Cape Town Minstrel Carnival
Every New Year, thousands of minstrels take to the streets of Cape Town in a dazzling display of colourful satin uniforms, shiny parasols, painted faces and foot-tapping banjo tunes that accompany the traditional folk songs, many of Cape Malay origin. The parade is known colloquially as the 'Coon Carnival' ('coon' referring to a member of a minstrel troupe) among the predominately Afrikaans-speaking 'coloured' community who make up the majority of the performers ('coloured' is not a pejorative term in South Africa; it refers to mixed-race locals and is used by the communities themselves). The traditional event has its origins in the 19th century when minstrel entertainers on American cruise ships stopped off in Cape Town; their sounds and styles were incorporated into the New Year festivals of the newly freed Malay slaves. The Carnival begins in the New Year and the festivities continue into January with extravagant street parades; singing, dancing, costume competitions and marches through the streets from the central city area of District Six. The 2nd of January is called Tweede Nuwe Jaar (Second New Year) in the Cape of South Africa and is a kind of unofficial public holiday for most of the city.
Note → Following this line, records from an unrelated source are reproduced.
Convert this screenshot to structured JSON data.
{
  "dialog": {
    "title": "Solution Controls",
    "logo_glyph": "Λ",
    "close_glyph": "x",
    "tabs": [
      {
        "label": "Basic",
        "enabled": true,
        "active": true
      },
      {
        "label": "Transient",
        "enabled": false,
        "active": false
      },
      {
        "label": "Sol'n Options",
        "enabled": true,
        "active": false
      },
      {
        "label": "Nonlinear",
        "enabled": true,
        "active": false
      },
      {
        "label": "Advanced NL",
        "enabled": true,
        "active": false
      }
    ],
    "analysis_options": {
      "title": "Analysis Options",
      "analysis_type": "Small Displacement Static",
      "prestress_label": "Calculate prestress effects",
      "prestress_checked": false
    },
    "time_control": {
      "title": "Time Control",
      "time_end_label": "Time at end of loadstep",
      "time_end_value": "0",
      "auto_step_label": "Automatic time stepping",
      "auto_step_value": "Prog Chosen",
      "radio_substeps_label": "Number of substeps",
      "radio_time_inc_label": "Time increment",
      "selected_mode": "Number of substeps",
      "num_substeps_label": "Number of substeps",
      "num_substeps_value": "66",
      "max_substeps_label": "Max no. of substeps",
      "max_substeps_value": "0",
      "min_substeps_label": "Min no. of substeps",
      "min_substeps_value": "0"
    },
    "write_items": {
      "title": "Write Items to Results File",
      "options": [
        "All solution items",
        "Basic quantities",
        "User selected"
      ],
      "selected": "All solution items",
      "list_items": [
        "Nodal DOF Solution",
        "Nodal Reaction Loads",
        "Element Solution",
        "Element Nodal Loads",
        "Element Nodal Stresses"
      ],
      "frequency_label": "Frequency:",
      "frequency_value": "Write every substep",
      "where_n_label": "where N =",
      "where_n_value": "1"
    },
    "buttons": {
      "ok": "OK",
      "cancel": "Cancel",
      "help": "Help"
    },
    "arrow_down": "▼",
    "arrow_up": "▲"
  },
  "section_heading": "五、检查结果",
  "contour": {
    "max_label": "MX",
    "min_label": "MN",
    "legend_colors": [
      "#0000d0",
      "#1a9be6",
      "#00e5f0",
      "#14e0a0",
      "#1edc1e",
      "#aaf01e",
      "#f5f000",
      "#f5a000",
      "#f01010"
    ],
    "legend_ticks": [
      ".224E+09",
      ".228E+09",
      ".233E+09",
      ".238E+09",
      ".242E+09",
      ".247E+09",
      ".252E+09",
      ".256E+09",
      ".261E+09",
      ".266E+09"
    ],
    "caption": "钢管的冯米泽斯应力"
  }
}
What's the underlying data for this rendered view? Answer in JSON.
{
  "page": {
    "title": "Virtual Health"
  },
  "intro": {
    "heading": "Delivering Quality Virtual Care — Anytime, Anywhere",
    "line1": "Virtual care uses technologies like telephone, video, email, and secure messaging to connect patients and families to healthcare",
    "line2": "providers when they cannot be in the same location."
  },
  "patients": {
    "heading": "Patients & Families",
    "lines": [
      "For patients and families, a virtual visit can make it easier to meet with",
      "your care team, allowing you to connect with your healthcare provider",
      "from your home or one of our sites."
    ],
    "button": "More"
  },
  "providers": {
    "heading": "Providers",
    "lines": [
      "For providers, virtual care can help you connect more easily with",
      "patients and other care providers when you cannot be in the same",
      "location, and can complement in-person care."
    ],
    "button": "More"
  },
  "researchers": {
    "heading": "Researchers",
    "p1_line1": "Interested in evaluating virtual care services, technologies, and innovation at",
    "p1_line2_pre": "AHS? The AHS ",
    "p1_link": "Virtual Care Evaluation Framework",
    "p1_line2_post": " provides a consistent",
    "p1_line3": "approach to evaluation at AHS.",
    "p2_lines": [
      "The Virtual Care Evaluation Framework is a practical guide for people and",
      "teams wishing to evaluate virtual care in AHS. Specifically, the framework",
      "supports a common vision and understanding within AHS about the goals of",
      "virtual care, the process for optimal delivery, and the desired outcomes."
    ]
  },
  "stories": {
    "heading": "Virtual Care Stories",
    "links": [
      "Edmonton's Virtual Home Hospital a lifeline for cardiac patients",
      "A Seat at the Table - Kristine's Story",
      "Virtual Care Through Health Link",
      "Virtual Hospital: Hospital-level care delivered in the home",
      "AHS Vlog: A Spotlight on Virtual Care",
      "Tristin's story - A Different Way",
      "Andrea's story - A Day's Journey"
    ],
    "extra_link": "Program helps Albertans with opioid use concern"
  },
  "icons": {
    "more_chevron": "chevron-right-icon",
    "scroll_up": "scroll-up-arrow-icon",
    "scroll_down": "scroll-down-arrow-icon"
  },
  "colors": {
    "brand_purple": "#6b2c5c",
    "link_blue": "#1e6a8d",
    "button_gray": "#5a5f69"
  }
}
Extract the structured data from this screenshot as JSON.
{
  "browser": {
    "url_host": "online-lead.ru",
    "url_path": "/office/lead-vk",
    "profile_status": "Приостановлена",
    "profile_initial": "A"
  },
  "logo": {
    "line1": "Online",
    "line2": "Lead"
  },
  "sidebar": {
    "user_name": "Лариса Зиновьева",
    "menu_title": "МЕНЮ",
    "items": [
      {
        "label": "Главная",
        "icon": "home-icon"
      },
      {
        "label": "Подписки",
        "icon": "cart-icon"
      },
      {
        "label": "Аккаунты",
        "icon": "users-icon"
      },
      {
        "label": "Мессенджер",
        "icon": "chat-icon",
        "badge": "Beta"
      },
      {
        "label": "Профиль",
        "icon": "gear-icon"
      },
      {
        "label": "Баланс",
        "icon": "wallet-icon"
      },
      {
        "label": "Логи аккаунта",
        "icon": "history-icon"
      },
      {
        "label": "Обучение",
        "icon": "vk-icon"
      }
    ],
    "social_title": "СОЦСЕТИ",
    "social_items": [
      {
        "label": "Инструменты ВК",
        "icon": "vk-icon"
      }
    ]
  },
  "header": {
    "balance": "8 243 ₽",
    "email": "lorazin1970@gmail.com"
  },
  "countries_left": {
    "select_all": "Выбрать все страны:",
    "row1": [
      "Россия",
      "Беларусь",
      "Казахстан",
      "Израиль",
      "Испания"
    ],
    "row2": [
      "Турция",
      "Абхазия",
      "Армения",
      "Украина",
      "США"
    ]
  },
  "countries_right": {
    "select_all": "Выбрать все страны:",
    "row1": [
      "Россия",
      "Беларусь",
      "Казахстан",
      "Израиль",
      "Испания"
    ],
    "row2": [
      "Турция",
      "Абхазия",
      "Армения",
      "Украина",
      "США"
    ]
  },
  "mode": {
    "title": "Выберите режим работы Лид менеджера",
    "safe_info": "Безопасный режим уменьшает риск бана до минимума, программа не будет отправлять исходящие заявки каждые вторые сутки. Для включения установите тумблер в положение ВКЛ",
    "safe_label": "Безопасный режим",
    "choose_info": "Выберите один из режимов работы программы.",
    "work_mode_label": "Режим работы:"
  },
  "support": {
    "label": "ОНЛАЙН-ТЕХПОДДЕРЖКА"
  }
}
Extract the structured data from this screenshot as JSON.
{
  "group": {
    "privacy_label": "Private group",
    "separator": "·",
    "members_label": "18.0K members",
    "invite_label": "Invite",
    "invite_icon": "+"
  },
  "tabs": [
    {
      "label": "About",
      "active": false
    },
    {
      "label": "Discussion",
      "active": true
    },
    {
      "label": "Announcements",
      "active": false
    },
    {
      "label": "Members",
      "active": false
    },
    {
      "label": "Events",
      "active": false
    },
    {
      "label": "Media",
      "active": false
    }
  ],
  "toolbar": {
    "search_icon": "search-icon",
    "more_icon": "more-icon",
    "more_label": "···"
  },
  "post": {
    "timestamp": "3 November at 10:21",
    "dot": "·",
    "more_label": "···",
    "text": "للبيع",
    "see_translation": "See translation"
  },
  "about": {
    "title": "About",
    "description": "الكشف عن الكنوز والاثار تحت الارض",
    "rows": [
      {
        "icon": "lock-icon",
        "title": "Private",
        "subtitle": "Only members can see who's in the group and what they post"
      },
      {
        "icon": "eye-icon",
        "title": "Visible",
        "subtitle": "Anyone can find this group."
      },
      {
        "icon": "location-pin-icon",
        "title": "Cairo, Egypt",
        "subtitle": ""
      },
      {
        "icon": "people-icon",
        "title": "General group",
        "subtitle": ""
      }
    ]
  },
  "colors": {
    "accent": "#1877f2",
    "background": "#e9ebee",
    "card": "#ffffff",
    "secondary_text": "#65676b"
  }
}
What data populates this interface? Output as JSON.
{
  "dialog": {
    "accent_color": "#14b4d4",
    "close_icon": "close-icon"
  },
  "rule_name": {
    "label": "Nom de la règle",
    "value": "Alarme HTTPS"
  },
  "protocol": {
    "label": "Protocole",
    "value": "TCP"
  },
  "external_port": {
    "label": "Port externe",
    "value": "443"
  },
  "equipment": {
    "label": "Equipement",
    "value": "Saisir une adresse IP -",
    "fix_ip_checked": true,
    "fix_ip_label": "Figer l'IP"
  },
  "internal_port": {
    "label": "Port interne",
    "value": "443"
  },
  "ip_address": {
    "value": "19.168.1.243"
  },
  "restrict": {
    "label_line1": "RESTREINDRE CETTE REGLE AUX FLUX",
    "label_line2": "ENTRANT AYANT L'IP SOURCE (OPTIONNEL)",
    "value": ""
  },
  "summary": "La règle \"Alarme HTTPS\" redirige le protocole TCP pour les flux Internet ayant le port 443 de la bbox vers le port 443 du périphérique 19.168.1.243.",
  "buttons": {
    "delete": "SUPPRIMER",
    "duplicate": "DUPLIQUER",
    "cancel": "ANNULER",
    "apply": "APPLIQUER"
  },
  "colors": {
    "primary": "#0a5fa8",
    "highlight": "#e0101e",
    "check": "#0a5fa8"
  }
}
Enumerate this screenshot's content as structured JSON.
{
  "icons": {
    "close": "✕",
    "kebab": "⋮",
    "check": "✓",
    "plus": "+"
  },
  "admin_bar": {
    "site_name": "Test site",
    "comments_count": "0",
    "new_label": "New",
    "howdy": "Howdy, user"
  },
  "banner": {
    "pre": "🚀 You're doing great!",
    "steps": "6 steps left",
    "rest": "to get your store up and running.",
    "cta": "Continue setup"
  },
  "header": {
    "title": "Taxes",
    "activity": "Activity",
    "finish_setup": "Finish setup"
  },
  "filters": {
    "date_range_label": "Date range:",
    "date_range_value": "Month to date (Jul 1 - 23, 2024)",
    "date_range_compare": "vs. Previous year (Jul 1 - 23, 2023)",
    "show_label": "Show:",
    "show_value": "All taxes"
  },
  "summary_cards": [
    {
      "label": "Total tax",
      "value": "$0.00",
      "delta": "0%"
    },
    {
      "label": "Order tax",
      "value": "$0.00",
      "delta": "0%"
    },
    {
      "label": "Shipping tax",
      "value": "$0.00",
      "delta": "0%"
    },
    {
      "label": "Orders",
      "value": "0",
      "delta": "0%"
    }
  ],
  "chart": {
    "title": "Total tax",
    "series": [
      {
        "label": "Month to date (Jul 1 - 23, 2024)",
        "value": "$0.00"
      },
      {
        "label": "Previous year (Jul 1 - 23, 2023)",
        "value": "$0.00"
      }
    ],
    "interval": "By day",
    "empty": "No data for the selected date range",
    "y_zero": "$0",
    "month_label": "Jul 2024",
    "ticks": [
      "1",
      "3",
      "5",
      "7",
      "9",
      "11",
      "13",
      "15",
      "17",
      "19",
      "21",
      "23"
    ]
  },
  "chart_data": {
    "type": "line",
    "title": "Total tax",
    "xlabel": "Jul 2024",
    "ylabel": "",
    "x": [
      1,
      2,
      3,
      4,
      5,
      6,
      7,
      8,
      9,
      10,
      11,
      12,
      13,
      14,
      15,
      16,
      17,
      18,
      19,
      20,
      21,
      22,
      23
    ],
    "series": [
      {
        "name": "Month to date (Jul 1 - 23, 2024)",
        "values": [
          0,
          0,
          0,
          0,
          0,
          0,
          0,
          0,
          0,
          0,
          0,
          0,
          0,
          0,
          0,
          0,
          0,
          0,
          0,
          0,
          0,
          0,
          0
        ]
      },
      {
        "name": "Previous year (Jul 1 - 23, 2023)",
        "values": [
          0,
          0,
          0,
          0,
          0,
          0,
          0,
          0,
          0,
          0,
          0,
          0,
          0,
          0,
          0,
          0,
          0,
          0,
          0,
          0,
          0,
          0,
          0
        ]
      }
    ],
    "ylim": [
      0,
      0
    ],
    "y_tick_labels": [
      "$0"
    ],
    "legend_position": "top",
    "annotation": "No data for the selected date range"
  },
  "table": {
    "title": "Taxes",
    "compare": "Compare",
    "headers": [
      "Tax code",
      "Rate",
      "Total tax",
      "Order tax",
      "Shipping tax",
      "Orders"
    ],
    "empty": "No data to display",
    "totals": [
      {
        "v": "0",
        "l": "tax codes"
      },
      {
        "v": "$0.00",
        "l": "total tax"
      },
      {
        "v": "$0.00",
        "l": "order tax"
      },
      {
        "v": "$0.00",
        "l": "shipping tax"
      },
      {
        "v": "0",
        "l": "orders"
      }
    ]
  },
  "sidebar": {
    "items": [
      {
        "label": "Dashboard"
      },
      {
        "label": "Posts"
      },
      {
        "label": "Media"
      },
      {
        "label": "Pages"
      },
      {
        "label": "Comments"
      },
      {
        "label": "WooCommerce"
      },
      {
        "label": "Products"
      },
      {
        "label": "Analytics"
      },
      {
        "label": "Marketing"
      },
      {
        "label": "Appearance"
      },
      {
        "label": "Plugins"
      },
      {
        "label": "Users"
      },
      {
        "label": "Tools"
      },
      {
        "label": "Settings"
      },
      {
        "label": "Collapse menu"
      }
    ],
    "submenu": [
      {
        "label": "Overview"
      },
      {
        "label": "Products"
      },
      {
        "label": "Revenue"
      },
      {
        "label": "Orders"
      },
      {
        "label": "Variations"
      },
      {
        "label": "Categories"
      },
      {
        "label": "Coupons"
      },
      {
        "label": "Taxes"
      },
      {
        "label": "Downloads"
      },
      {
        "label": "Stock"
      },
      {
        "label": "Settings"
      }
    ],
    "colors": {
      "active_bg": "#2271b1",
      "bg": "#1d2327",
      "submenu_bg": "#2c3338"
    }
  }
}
Venue: Streets of Cape Town and Greenpoint Stadium
Date: 2 January 2014